- the obligation to record decisions, particularly in relation to the transfer or destruction of information;
- obligations under copyright, data protection legislation and FOIA;
- record management controls and any special requirements for the security and handling of personal information;
- the ownership of any copyright.
- Authorities should ensure that information sharing arrangements enable them to comply with the requirements of the PRA or the PRA(NI) where at least one authority is subject to the legislation.
Developing related skills through the Government Knowledge and Information Management (GKIM) Skills Framework
The Government Knowledge and Information Management (GKIM) Skills Framework supports information managers to develop new skills to assist them in identifying and resolving information management issues and ensuring their department is fulfilling its statutory obligations.
The information in this guidance relates most closely to:
- Applying relevant legislation
- Strategy and planning
- Categorisation and taxonomy
- Collaboration across government and the sector
- Effective information sharing practices
- Complying with FOI retention rules in relation to archiving records
- Complying with the DPA in relation to archiving records
- Records Management responsibilities
- Retention and disposition
- Physical archives
- Permanent preservation
- Records lifecycle
Monitoring GKIM Skills development
The dynamic online version of the GKIM Skills Framework tool (Comaea) is provided by the Department for Education and will allow you to:
- map your progress in developing skills in real time
- keep a record of your learning and development in the profession
- discuss your development with your manager
- understand what you need to do to reach the next attainment level in a particular skill
Comaea allows managers to produce reports detailing the skill gaps in the six job families across their organisation.

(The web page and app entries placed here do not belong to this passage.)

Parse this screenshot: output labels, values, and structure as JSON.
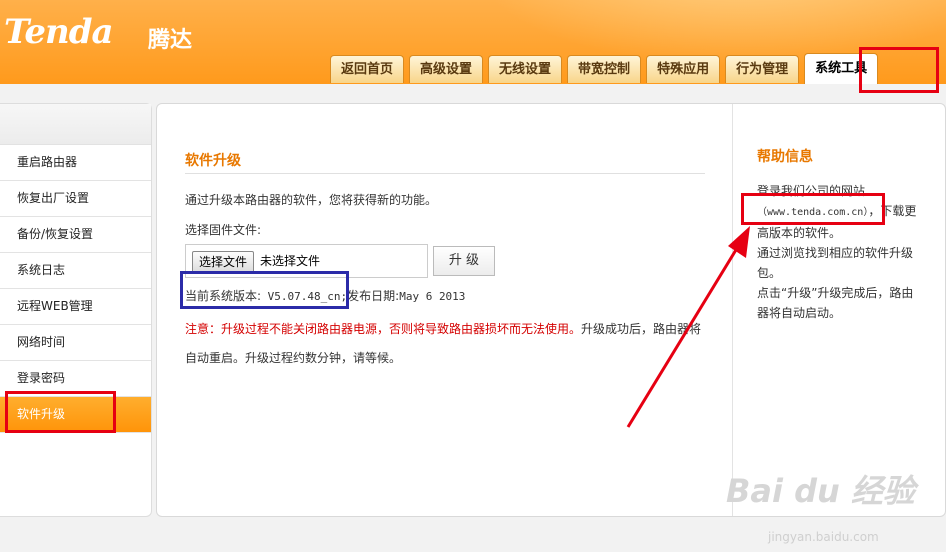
{
  "brand": {
    "logo": "Tenda",
    "logo_cn": "腾达"
  },
  "tabs": [
    {
      "label": "返回首页"
    },
    {
      "label": "高级设置"
    },
    {
      "label": "无线设置"
    },
    {
      "label": "带宽控制"
    },
    {
      "label": "特殊应用"
    },
    {
      "label": "行为管理"
    },
    {
      "label": "系统工具",
      "active": true
    }
  ],
  "sidebar": {
    "items": [
      {
        "label": "重启路由器"
      },
      {
        "label": "恢复出厂设置"
      },
      {
        "label": "备份/恢复设置"
      },
      {
        "label": "系统日志"
      },
      {
        "label": "远程WEB管理"
      },
      {
        "label": "网络时间"
      },
      {
        "label": "登录密码"
      },
      {
        "label": "软件升级",
        "active": true
      }
    ]
  },
  "main": {
    "title": "软件升级",
    "description": "通过升级本路由器的软件，您将获得新的功能。",
    "file_label": "选择固件文件:",
    "choose_button": "选择文件",
    "no_file": "未选择文件",
    "upgrade_button": "升 级",
    "version_label": "当前系统版本:",
    "version_value": "V5.07.48_cn;",
    "release_label": "发布日期:",
    "release_value": "May 6 2013",
    "notice_red": "注意：升级过程不能关闭路由器电源，否则将导致路由器损坏而无法使用。",
    "notice_rest": "升级成功后，路由器将自动重启。升级过程约数分钟，请等候。"
  },
  "help": {
    "title": "帮助信息",
    "line1": "登录我们公司的网站",
    "url": "（www.tenda.com.cn）",
    "line2": "，下载更高版本的软件。",
    "line3": "通过浏览找到相应的软件升级包。",
    "line4": "点击“升级”升级完成后，路由器将自动启动。"
  },
  "watermark": {
    "text": "Bai du 经验",
    "url": "jingyan.baidu.com"
  },
  "colors": {
    "accent": "#ff9a1c",
    "title": "#e87800",
    "notice": "#d40000",
    "annotation_red": "#e60012",
    "annotation_blue": "#2b2ba8"
  }
}
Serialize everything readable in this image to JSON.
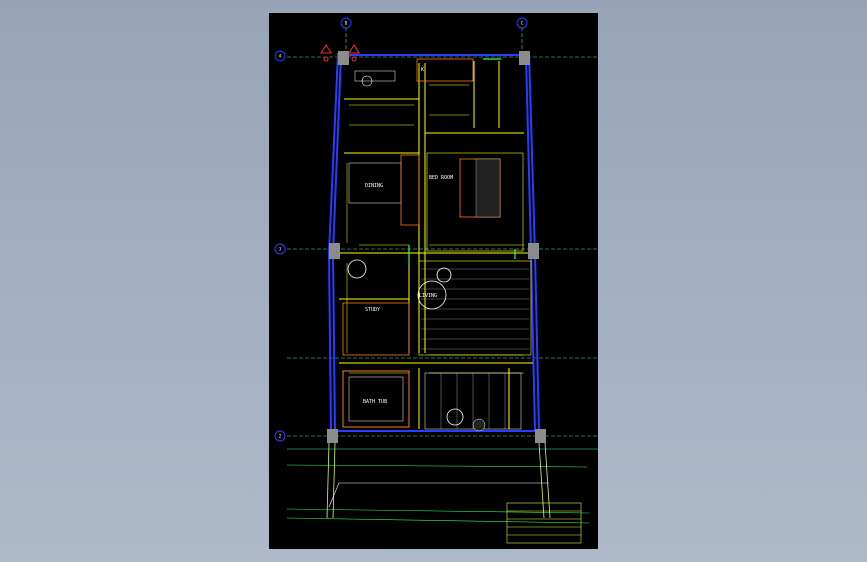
{
  "drawing": {
    "room_labels": {
      "bedroom": "BED ROOM",
      "dining": "DINING",
      "living": "LIVING",
      "study": "STUDY",
      "bath": "BATH TUB",
      "kitchen": "K"
    },
    "grid_axes": {
      "top_left": "B",
      "top_right": "C",
      "left_1": "4",
      "left_2": "3",
      "left_3": "2"
    }
  },
  "colors": {
    "wall_blue": "#2a3cff",
    "furniture_orange": "#ff7a1a",
    "dimension_yellow": "#ffff00",
    "grid_cyan": "#39e6c8",
    "text_white": "#ffffff",
    "column_gray": "#8c8c8c",
    "green": "#2dff4a",
    "red": "#ff2a2a",
    "lime": "#d7ff4a"
  }
}
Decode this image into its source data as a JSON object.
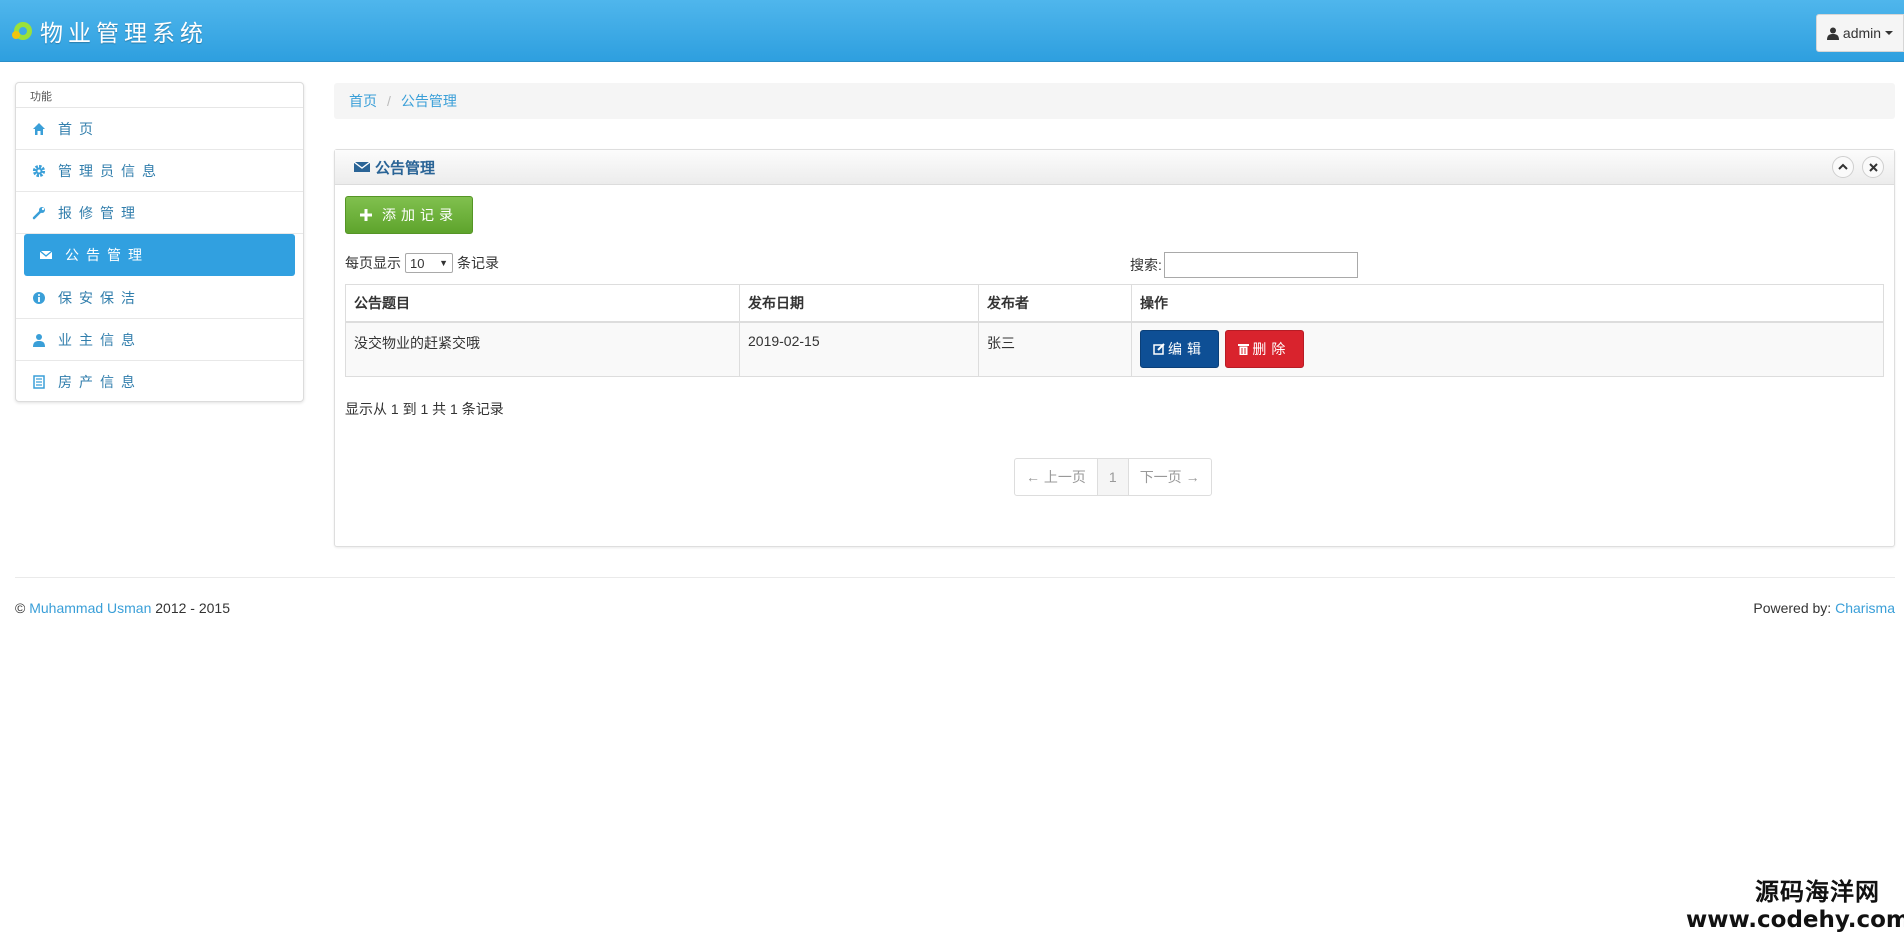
{
  "header": {
    "brand": "物业管理系统",
    "user": "admin"
  },
  "sidebar": {
    "title": "功能",
    "items": [
      {
        "label": "首页",
        "icon": "home-icon"
      },
      {
        "label": "管理员信息",
        "icon": "gear-icon"
      },
      {
        "label": "报修管理",
        "icon": "wrench-icon"
      },
      {
        "label": "公告管理",
        "icon": "envelope-icon",
        "active": true
      },
      {
        "label": "保安保洁",
        "icon": "info-icon"
      },
      {
        "label": "业主信息",
        "icon": "user-icon"
      },
      {
        "label": "房产信息",
        "icon": "list-icon"
      }
    ]
  },
  "breadcrumb": {
    "home": "首页",
    "current": "公告管理"
  },
  "panel": {
    "title": "公告管理"
  },
  "toolbar": {
    "add_label": "添加记录"
  },
  "length": {
    "prefix": "每页显示",
    "value": "10",
    "suffix": "条记录"
  },
  "search": {
    "label": "搜索:",
    "value": ""
  },
  "table": {
    "headers": [
      "公告题目",
      "发布日期",
      "发布者",
      "操作"
    ],
    "rows": [
      {
        "title": "没交物业的赶紧交哦",
        "date": "2019-02-15",
        "author": "张三",
        "edit": "编辑",
        "delete": "删除"
      }
    ]
  },
  "info": "显示从 1 到 1 共 1 条记录",
  "pager": {
    "prev": "← 上一页",
    "page": "1",
    "next": "下一页 →"
  },
  "footer": {
    "copyright": "©",
    "author_link": "Muhammad Usman",
    "years": "2012 - 2015",
    "powered_by": "Powered by:",
    "powered_link": "Charisma"
  },
  "watermark": {
    "cn": "源码海洋网",
    "url": "www.codehy.com"
  },
  "colors": {
    "navbar": "#2e9fdf",
    "active": "#31a0e0",
    "add": "#5ea42c",
    "edit": "#0e4f95",
    "delete": "#d9232d"
  }
}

You can sign up for the dynamic version of the tool by emailing this address.
View our digital transfer guidance about generating metadata and preparing digital files for transfer
Go to the next step: Planning and arranging delivery of records